By Kent Gray
Triplicate staff writer
Alternative budget cuts proposed by teachers won't save enough money to solve the district's anticipated budget deficit, administration officials say.
The teacher's plan, presented during recent budget meetings, proposes slashing administrative hours and positions to save up to 14 teacher jobs.
andquot;The district has lumped everything all together for a worst-case scenario from the state and they've issued pink slips for 66 positions to take care of everything without looking elsewhere,andquot; said Ryan Bouchard, president of the Del Norte Teachers Association (DNTA). andquot;If they're going to do that, we're going to make sure that when May 15 comes around, they have a plan in place and are not just going to lay off all the teachers.andquot; May 15 is the deadline for final layoff notices.
Administration officials, however, say the alternative plan suggested by teachers is based on faulty assumptions.
Assistant Superintendent Rodney Jahn, the district's business director, compiled several budget alternatives earlier this week based on teacher suggestions.
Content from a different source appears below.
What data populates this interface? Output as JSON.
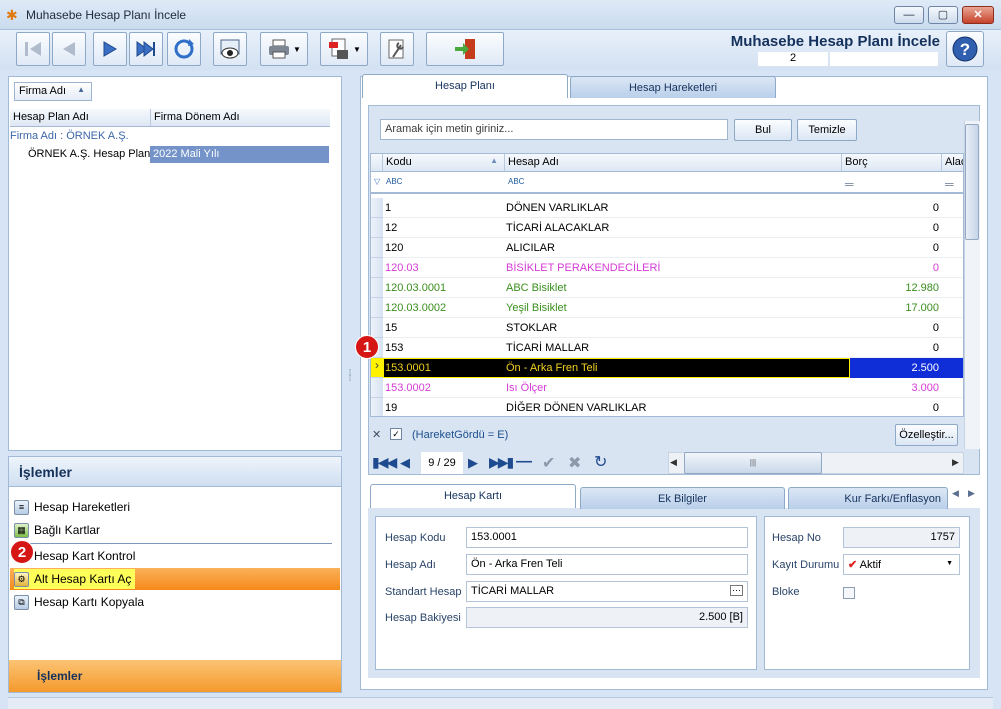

But Jahn said teachers are claiming mistaken savings through a reduction of the district's self-insurance fund.
The $200,000 in the employees health fund, Jahn said, can't be counted against the budget shortfall. Bouchard said it should.
According to the DNTA interpretation, the district can make alternative cuts and lay off 14 fewer teachers. By Jahn's calculations, the same alternatives put the district $47,184 further in debt.
The teacher proposal includes keeping class sizes one child smaller in grades four to 12 , reducing layoff notices to teachers from 66 to 52, retaining music teacher staff, cutting the administration work-year from five to 10 days, freezing all general fund travel for one year, reducing district office supplies by 25 percent and cutting an additional administrative position beyond what has already been proposed.
District officials concede those cuts could be made, and they say some may be.
In the end, the administration has said all cuts have negative consequences, and they have tried to fairly spread the burden among all school departments while keeping educational objectives as whole as possible.
The district is anticipating approximately $2.4 million in reductions during phase-one of state cuts. Another $2 million is anticipated for phase-two.
Initial layoff notices were sent out this week to certificated employees.